Date of Birth: 1952
Place of Birth: Curling, NL
Inducted: 2001 (Player Category)

Of all the excellent hockey players to come out of Corner Brook, Curling native Terry Gillam owns a career that ranks with the very best. From his early school days in 1967 to his 15 senior seasons to his coaching contributions to the Royals club that won the province’s only Allan Cup in 1986, Gillam was an important aspect of every team with which he played. His skating, passing, playmaking and scoring were all valuable assets to the success of his various teams. In just over 200 provincial senior games between 1974 and 1985, Gillam scored 156 goals and added 161 assists.

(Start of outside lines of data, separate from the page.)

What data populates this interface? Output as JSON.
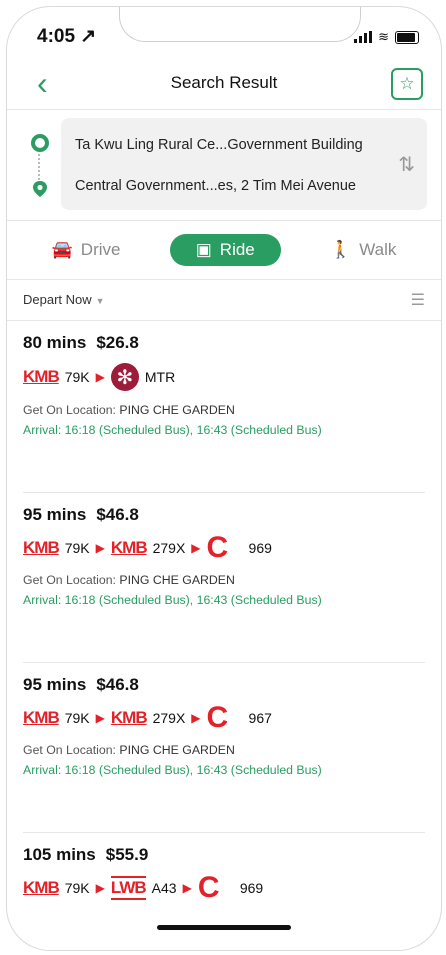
{
  "status": {
    "time": "4:05 ↗"
  },
  "header": {
    "back_icon": "chevron-left-icon",
    "title": "Search Result",
    "favorite_icon": "star-icon"
  },
  "route": {
    "from": "Ta Kwu Ling Rural Ce...Government Building",
    "to": "Central Government...es, 2 Tim Mei Avenue"
  },
  "modes": [
    {
      "label": "Drive",
      "icon": "car-icon"
    },
    {
      "label": "Ride",
      "icon": "bus-icon"
    },
    {
      "label": "Walk",
      "icon": "walk-icon"
    }
  ],
  "filter": {
    "depart": "Depart Now",
    "filter_icon": "sliders-icon"
  },
  "results": [
    {
      "duration": "80 mins",
      "fare": "$26.8",
      "legs": [
        {
          "operator": "KMB",
          "route": "79K"
        },
        {
          "operator": "MTR",
          "route": "MTR"
        }
      ],
      "get_on_label": "Get On Location:",
      "get_on": "PING CHE GARDEN",
      "arrival": "Arrival: 16:18 (Scheduled Bus), 16:43 (Scheduled Bus)"
    },
    {
      "duration": "95 mins",
      "fare": "$46.8",
      "legs": [
        {
          "operator": "KMB",
          "route": "79K"
        },
        {
          "operator": "KMB",
          "route": "279X"
        },
        {
          "operator": "CTB",
          "route": "969"
        }
      ],
      "get_on_label": "Get On Location:",
      "get_on": "PING CHE GARDEN",
      "arrival": "Arrival: 16:18 (Scheduled Bus), 16:43 (Scheduled Bus)"
    },
    {
      "duration": "95 mins",
      "fare": "$46.8",
      "legs": [
        {
          "operator": "KMB",
          "route": "79K"
        },
        {
          "operator": "KMB",
          "route": "279X"
        },
        {
          "operator": "CTB",
          "route": "967"
        }
      ],
      "get_on_label": "Get On Location:",
      "get_on": "PING CHE GARDEN",
      "arrival": "Arrival: 16:18 (Scheduled Bus), 16:43 (Scheduled Bus)"
    },
    {
      "duration": "105 mins",
      "fare": "$55.9",
      "legs": [
        {
          "operator": "KMB",
          "route": "79K"
        },
        {
          "operator": "LWB",
          "route": "A43"
        },
        {
          "operator": "CTB",
          "route": "969"
        }
      ]
    }
  ],
  "colors": {
    "accent": "#2a9d62",
    "operator_red": "#e32128",
    "mtr": "#9c1c3a"
  },
  "logos": {
    "kmb": "KMB",
    "lwb": "LWB"
  }
}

A versatile athlete who starred in softball, soccer and broomball as well as hockey, Gillam enjoyed great success with Herdman Collegiate teams between 1967 and 1970 prior to starring in Corner Brook junior hockey for the Curling Rangers in 1971 and 1972. He was the league-scoring champion with 19 goals and 23 assists.

His remarkable career in provincial senior hockey started in the 1973 season and improved each winter. His first Herder Memorial Trophy win came in 1977 when he had his most productive season with 31 goals, 41 assists and 111 penalty minutes in 32 games. He scored 12 of the Royals’ 30 playoff goals. With the Royals out of senior competition, Gillam was a member of the Stephenville Jets in 1982 and 1983 and was a major factor in the club’s Herder victory in 1983.

Gillam was back with the Royals for his 15th season in 1985. He won the scoring crown with 20 goals and 10 assists and gained his third Herder Memorial Trophy. As Corner Brook captain he provided a great deal of leadership that had the Royals capture the Bolton Cup as Eastern Canada’s champions and force the Allan Cup final to a seventh and deciding game.

The best season ever for the Royals climaxed in 1986 with the Herder Memorial Trophy, the Bolton Cup and Canada’s top amateur hockey prize the Allan Cup. As assistant coach to Mike Anderson, Gillam was a vital member of the organization that captured the major award. The manner in which he worked and cooperated with his teammates was typical of his complete hockey career.